Have you ever had that feeling of being at the end of your rope? As if all your hard work has been for nothing?
I certainly have.
As regular readers will know, I’ve been on a recent quest to understand and resolve the issues related to Grace’s diet. I’ve read books, blogs, informational websites, talked to friends and experts on the topic. There is a lot of data out there, much of it consistent.
The research and facts point out that most commercially produced dog foods aren’t that nutritious, but you certainly can find ones that are healthy for Fido. It’s also clear that homemade food and raw meat diets are excellent choices for canines, but like anything, they have pros and cons.
We tried three high-quality commercial kibbles that made Grace sick. So I thought moving to a homemade diet would solve those problems, even if it meant extra work.

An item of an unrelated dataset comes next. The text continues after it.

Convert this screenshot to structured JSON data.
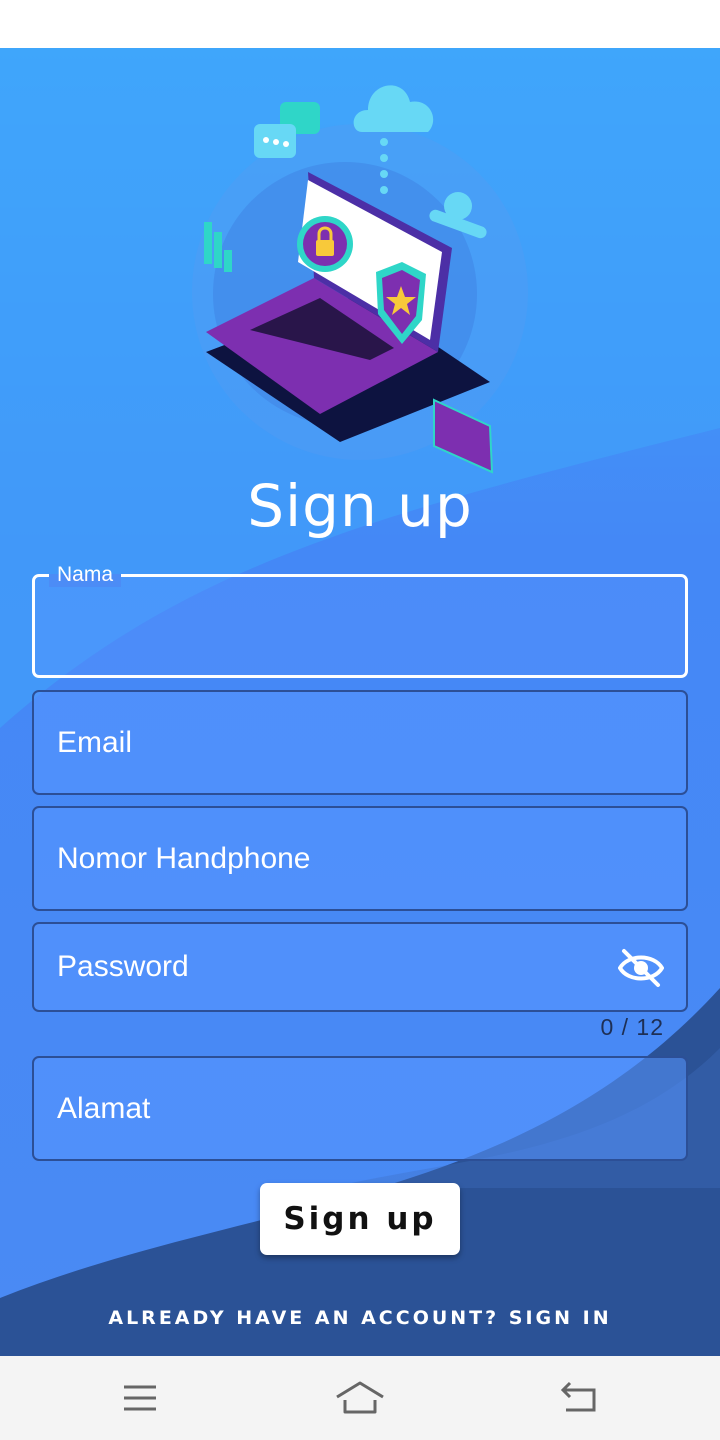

As we moved forward, she had occasional upsets, but I persevered, thinking that I just needed to figure out the ratios between proteins and grains. Truth be told, I longed for the simple days when I opened a lid on the container and scooped out a portion of dry kibble, dropped it in her dish, and meal time was done. No prep, no mess, no clean-up. You have to keep in mind that I don’t like spending any more time in the kitchen than I need to.
Making homemade meals for dogs is cumbersome. In addition to the recipe searches, planning, grocery shopping, and cooking times, it includes the daily processes of thawing and warming food. It’s not as simple as microwaving (that’s a no-no as it destroys important enzymes). Dog food prep was becoming a constant activity.
To make matters worse, the time and energy I was spending on food education and preparation wasn’t helping at all. Instead of enjoying a healthy dog, we were busy cleaning furniture and bedding caused from upset stomachs, not to mention being awaken two nights in a row on frigid cold nights for emergency bathroom runs.
All these bumps in the road were, quite frankly, leaving me frustrated. At my wit’s end, I called a holistic vet in our area. Our primary vet had recommended a holistic approach when we had been discussing vaccination protocols, so I decided to explore this as well. Lucky for me, he could see us right away, because I wasn’t sure what to feed Grace next.
After leaving his office on Tuesday morning, I was armed with new data that I never knew I could get, and I immediately became thankful for those bumps in the road. Every mishap creates the opportunity to learn more.
I couldn’t explain his process and methodology intelligently, so I won’t try. He confirmed much of what I had learned from other sources, added his own opinion on topics, and provided a whole new approach I had never even heard of. He was able to test different food types specifically to Grace’s system and determine which ones she could tolerate and which ones she couldn’t. I left with a long list of ‘yes’ and ‘no’ options: she can tolerate beef and bison, but not corn or chicken. Turns out that my yummy-looking rice-filled muffins were contributing to digestive distress.
As I left, I had an enormous sense of relief because I had specific information about Grace. That’s exactly the same type of benefit that scientifically developed assessments can offer to managers. When we have customized information about a person and a situation, it not only eliminates the guesswork, it dramatically improves the quality of our decisions.
So often, management and leadership theories make complete sense when we hear about them in general terms. For example, all managers know they need to delegate tasks to the team in order to accomplish more. And the idea of delegating seems straight-forward. Yet the way in which you delegate to two different people depends on who you are delegating to.
I thought making homemade food would solve the problem. Yet I unintentionally served her foods that were not at all good for her system. What are you doing unintentionally that isn’t serving your team well?
Look at the bumps in the road as opportunities for further exploration. You might be surprised at what you discover.